It’s really a year-round trap. The lie that we need to be a better person for God to love us. Or that if we could reach the idea of perfection we have in our minds, God would like us more.
We’re right to think our sins keep us from God. But our sins do not keep God from us. His infinite love is the same yesterday, today, and forever. The reason for becoming more virtuous is to enable us to love God more, not the other way around.
King David had an innocent man killed to cover up his violation of the man’s wife (2 Sam:2-17), and when God called him on it, he repented. God called him “a man after my own heart,” which shows us that no sin, if we repent of it, can keep us from the closest intimacy with God.
God loves us to boldly be ourselves, like David, and lean completely on Him for what we need, especially for mercy. If we’re doing that, we have nothing to fear.
Gift of fear?
But what about the “gift” of fear of the Lord? “Fear” is sometimes translated as “reverence.” St. Hilary of Poitiers explained it this way: “Fear of God consists wholly in love, and perfect love of God brings our fear of him to its perfection. Our love for God is entrusted with its own responsibility: to observe his counsels, to obey his laws, to trust his promises.
“Let us hear what Scripture says: And now, Israel, what does the Lord your God ask of you except to fear the Lord your God and walk in his ways and love him and keep his commandments with your whole heart and your whole soul, so that it may be well for you?”
So that it may be well for you. Why do we fall into the trap of seeing God more as a prison guard than a caring Father? Do we really think we can “impress” the one who made the whole universe?
Remembering a beloved parent, teacher, or coach and how we feared to disappoint them because of our respect for them is a better way to envision “fear of the Lord.”
St. Teresa of Calcutta summed it up this way: “He knows your weakness. He wants only your love, wants only the chance to love you.”
Let’s ponder this week how much we’re loved by God, and in this love deepen the meaning of our Lenten sacrifices.
” The reason for becoming more virtuous is to enable us to love God more, not the other way around.” How true this is! And it’s something that we so often forget in a world that measures us by our deeds and accomplishments. I volunteer as part of a prayer team at a local soup kitchen/day shelter. I circulate among the guests and spend time engaging them in conversation that usually ends with my taking requests for any prayer needs. The more I do this, the more I find myself loving God in ways that I never dreamed possible. Such a blessing!

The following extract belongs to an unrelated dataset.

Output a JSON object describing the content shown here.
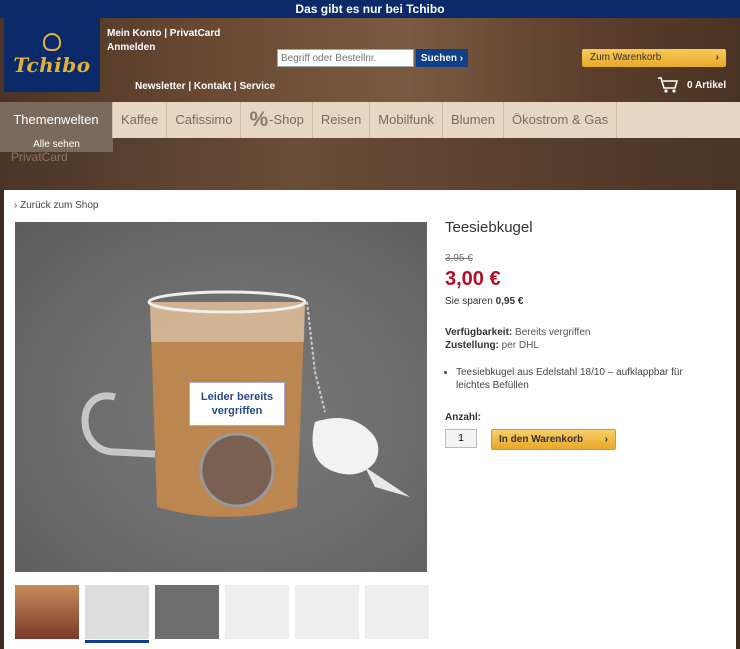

Thanks for the inspiring example, Christine, of God’s win-win — he never allows blessings to go in only one direction!
In Genesis we have the flood story where God is fed up with humanity and Exodus 20, the jealous God inflicting generational punishment on all who hate him. Here in America we had the 1741 sermon by Jonathan Edwards “Sinners in the Hands of an Angry God.”
But God is greater, larger than any image we can have of him. It pays to read a lot and when I read Teresa Of Avila I came across observations such as “For prayer is nothing else than being on terms of friendship with God” and “The feeling remains that God is on the journey, too.” She also wrote “May God protect me from gloomy saints.” She makes a freeing observation on our relationships with people we know: “God has been very good to me, for I never dwell upon anything wrong which a person has done, so as to remember it afterwards. If I do remember it, I always see some other Virtue in that person.”
Great lessons, all. God told St. Catherine of Siena that the purpose of our memory is to remember God’s blessings, so I like how St. Teresa applied that to His blessings that come through other people, no matter how obscured.
This is a great reminder during Lent how much God, the creator of the universe, loves us! At times we can forget that He doesn’t separate from us. We separate ourselves from Him through sin but if we
repent just as King David did, then we are made right once more!
I also like the examples you give relating fearing God. The main point is that it is not a servile fear but a fear of simply not disappointing a loved one.
God does not expect us to be successful, only to be faithful—St. Teresa of Calcutta
Great topic and keep up the good work!
I am always left encouraged and fueled for the road ahead after reading your emails. Thanks Rose!
Delighted to hear it, Chris! Prayers for a fruitful Lent.